    more » « less
  3. Most humans believe in a god or gods, a belief that may promote prosociality toward coreligionists. A critical question is whether such enhanced prosociality is primarily parochial and confined to the religious ingroup or whether it extends to members of religious outgroups. To address this question, we conducted field and online experiments with Christian, Muslim, Hindu, and Jewish adults in the Middle East, Fiji, and the United States ( N = 4,753). Participants were given the opportunity to share money with anonymous strangers from different ethno-religious groups. We manipulated whether they were asked to think about their god before making their choice. Thinking about God increased giving by 11% (4.17% of the total stake), an increase that was extended equally to ingroup and outgroup members. This suggests that belief in a god or gods may facilitate intergroup cooperation, particularly in economic transactions, even in contexts with heightened intergroup tension.

    more » « less
  4. Abstract

    Early and middle adolescents' judgements and reasonings about peers who challenge exclusive and inclusive peer group norms were examined across three studies with varying intergroup contexts.
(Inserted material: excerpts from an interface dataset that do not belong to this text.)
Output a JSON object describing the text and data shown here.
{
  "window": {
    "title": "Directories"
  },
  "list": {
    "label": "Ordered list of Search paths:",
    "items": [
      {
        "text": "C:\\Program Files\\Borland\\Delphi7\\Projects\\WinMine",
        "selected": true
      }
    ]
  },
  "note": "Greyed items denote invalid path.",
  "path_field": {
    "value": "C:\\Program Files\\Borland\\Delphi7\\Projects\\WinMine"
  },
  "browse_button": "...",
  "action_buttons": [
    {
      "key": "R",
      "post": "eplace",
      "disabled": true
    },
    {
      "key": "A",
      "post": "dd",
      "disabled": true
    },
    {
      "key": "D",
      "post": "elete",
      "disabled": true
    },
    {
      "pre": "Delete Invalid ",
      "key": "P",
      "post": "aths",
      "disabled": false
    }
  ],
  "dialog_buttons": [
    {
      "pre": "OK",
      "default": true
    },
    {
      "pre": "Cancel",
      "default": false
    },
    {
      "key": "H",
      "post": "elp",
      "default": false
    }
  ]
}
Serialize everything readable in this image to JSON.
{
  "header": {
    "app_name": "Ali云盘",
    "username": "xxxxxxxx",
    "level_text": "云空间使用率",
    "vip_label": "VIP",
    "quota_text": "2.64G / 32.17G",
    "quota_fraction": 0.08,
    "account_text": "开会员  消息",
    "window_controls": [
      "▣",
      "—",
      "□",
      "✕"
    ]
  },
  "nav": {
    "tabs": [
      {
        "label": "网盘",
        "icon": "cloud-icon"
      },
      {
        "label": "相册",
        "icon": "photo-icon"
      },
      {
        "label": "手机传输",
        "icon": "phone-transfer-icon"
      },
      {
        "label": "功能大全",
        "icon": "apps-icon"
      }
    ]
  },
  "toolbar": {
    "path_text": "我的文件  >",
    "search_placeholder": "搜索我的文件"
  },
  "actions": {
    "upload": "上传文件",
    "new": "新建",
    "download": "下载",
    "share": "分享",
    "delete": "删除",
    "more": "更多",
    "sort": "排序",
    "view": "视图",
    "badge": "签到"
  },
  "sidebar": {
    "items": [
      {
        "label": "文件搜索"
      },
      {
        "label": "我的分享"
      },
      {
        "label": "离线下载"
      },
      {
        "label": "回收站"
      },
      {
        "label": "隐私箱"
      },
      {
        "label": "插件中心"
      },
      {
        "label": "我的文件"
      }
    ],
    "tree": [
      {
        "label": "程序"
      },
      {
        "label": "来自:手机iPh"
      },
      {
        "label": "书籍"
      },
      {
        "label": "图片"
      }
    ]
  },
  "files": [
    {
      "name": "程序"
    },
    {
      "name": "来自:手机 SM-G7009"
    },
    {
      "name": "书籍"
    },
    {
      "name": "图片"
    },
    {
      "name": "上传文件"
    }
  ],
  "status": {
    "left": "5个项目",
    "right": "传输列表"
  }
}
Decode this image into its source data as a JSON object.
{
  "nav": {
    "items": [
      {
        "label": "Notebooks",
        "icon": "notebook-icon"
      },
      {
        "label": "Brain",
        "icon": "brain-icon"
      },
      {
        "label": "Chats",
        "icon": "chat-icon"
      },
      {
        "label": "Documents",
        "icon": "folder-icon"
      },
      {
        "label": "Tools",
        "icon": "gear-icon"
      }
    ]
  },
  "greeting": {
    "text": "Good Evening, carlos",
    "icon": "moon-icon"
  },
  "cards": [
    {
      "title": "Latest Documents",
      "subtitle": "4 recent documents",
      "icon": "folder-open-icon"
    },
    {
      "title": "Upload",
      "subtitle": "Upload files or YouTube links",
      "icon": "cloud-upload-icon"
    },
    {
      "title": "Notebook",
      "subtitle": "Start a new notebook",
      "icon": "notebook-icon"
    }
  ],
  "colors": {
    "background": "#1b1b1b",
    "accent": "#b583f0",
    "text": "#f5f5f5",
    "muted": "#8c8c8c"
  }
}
Study 1 participants included (N = 199) non‐Arab American participants responding to an Arab American/non‐Arab American intergroup context. Study 2 included (N = 123) non‐Asian and (N = 105) Asian American participants responding to an Asian/non‐Asian American intergroup context. Study 3 included (N = 275) Lebanese participants responding to an American/Lebanese intergroup context. Across all three studies participants responded to ingroup and outgroup deviant group members who challenged their peer groups to either include or exclude an outgroup peer with similar interests. Findings indicated that adolescents approved of peers who challenged exclusive peer norms and advocated for inclusion of an ethnic and cultural outgroup, and disapproved of peers who challenged inclusive group norms and advocated for exclusion. Non‐Arab and non‐Asian American adolescents displayed ingroup bias when evaluating a deviant advocating for exclusion. Additionally, age differences were found among Asian American adolescents. Findings will be discussed in the light of intergroup research on those who challenge injustices.

    more » « less
  5. Political polarization impeded public support for policies to reduce the spread of COVID-19, much as polarization hinders responses to other contemporary challenges. Unlike previous theory and research that focused on the United States, the present research examined the effects of political elite cues and affective polarization on support for policies to manage the COVID-19 pandemic in seven countries ( n = 12,955): Brazil, Israel, Italy, South Korea, Sweden, the United Kingdom, and the United States. Across countries, cues from political elites polarized public attitudes toward COVID-19 policies. Liberal and conservative respondents supported policies proposed by ingroup politicians and parties more than the same policies from outgroup politicians and parties. Respondents disliked, distrusted, and felt cold toward outgroup political elites, whereas they liked, trusted, and felt warm toward both ingroup political elites and nonpartisan experts. This affective polarization was correlated with policy support. These findings imply that policies from bipartisan coalitions and nonpartisan experts would be less polarizing, enjoying broader public support. Indeed, across countries, policies from bipartisan coalitions and experts were more widely supported. A follow-up experiment replicated these findings among US respondents considering international vaccine distribution policies. The polarizing effects of partisan elites and affective polarization emerged across nations that vary in cultures, ideologies, and political systems. Contrary to some propositions, the United States was not exceptionally polarized. Rather, these results suggest that polarizing processes emerged simply from categorizing people into political ingroups and outgroups. Political elites drive polarization globally, but nonpartisan experts can help resolve the conflicts that arise from it. 
    more » « less